Standard arrest warrants are issued when a suspect has allegedly committed a new crime. The police must first gather enough probable cause to support their assertions that a crime has been committed and a specific suspect is the perpetrator. A judge must be convinced of this probable cause and sign off on the warrant. Standard warrants are very specific and only apply to one person. They do not give law enforcement free rein to snatch people off the streets.
Bench warrants are issued when a defendant misses a court date or violates a court order. These warrants are arguably less serious than standard arrest warrants, and the police do not usually act on them right away. In fact, the police are likely to wait until they encounter you later, like at a traffic stop. If you are aware of a warrant before you are arrested, call our Egg Harbor criminal defense attorneys for help immediately. We might be able to help you clear the warrant or at least begin preparing for your bail hearing.
You may have to pay bail if you are arrested under either type of warrant. Even bench warrants that do not involve new crimes may require defendants to post bail to secure pretrial release.
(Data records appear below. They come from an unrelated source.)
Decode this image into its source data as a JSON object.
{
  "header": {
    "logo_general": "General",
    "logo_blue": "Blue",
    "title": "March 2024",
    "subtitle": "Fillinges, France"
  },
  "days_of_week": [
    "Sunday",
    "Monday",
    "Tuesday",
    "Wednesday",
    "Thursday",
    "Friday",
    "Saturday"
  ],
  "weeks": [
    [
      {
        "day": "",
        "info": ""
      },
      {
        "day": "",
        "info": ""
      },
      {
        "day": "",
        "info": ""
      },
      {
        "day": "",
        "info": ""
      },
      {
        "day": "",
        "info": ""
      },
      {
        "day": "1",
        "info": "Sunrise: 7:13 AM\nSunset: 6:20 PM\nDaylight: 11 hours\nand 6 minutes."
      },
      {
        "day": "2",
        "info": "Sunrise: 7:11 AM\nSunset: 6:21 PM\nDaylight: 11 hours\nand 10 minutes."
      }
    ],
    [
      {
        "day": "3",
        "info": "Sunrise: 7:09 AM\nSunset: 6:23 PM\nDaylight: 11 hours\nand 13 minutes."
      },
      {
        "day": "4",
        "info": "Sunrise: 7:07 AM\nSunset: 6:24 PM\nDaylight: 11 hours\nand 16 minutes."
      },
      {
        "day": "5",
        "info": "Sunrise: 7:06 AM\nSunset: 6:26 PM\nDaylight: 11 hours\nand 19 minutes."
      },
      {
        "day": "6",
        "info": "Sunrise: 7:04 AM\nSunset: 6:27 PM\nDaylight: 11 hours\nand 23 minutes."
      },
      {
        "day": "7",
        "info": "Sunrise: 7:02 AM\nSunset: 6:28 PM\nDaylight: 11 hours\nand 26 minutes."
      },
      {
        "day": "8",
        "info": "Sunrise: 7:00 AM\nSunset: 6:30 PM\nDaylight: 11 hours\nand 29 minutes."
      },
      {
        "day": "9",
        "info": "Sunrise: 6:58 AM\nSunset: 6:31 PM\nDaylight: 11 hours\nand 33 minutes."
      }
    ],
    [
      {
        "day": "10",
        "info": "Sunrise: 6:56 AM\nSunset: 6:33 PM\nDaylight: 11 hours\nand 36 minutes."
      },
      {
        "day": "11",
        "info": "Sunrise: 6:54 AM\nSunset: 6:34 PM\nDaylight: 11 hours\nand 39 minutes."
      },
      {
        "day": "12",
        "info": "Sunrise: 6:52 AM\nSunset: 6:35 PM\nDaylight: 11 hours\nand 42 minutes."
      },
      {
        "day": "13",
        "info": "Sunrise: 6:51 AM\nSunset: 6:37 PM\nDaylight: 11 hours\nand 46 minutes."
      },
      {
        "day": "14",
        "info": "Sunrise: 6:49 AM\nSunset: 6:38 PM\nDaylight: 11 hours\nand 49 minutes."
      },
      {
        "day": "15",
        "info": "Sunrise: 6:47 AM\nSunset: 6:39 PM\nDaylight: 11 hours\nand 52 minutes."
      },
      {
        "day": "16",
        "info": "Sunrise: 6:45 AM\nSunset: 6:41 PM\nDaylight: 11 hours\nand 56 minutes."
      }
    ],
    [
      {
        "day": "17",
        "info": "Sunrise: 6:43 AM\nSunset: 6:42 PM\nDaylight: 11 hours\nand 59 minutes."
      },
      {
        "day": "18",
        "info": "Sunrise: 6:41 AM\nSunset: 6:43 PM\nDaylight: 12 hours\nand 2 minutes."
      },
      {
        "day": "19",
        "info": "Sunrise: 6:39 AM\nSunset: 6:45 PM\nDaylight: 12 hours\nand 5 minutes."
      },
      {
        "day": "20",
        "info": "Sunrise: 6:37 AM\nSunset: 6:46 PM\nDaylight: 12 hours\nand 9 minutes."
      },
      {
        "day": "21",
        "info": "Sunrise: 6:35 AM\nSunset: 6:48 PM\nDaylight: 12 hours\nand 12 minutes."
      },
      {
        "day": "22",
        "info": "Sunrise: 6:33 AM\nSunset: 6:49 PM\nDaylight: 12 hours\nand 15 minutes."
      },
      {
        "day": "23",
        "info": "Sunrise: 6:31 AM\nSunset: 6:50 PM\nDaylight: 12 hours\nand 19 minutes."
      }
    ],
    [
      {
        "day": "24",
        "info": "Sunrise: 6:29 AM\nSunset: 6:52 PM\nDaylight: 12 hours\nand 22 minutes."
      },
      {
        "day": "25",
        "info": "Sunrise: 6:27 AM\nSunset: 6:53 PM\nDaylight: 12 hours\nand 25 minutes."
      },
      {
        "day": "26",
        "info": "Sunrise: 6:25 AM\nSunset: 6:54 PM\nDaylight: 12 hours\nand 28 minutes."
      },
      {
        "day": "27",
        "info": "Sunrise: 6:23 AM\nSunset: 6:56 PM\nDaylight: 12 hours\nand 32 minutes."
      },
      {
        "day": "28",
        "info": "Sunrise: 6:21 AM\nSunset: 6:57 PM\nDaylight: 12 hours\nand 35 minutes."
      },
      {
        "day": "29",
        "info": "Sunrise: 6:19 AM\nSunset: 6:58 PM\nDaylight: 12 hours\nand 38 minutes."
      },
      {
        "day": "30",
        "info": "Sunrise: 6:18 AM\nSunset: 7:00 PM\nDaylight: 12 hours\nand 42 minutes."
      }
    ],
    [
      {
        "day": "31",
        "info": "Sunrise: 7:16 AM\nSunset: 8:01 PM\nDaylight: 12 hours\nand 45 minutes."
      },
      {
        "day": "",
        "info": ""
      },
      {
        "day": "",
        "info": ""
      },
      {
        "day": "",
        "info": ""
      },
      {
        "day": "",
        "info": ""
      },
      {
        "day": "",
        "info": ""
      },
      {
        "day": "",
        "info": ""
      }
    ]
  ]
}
In some cases, defendants arrested on bench warrants will have their bail revoked, usually if the warrant was issued for skipping bail in the first place.
What If I Cannot Afford to Pay for a New Jersey Arrest Warrant?
The payment most people associate with warrants (i.e., bail) is to secure pretrial release, meaning you are released from jail while you wait for your next court date. If you cannot afford this payment, you may not be released. If that is the case, you must wait for your trial from a jail cell.
This is problematic because the criminal justice process can sometimes be slow, and defendants who cannot afford bail might sit behind bars for weeks or months without being convicted. Our Haddonfield, NJ criminal defense attorneys can help you petition the court to reconsider your bail conditions. This might mean reducing the amount of money you have to pay or adjusting the terms and conditions, like requirements to avoid drugs and alcohol. We can even argue for cashless bail, depending on your charges.
Call Our New Jersey Criminal Defense Attorneys for Assistance
You cannot simply pay off a warrant, but you might have to pay bail to secure your pretrial release after a warrant is executed. Our Ocean City criminal defense attorneys can help you through this process. Call the Law Offices of John J. Zarych at (609) 616-4956 for a free case review.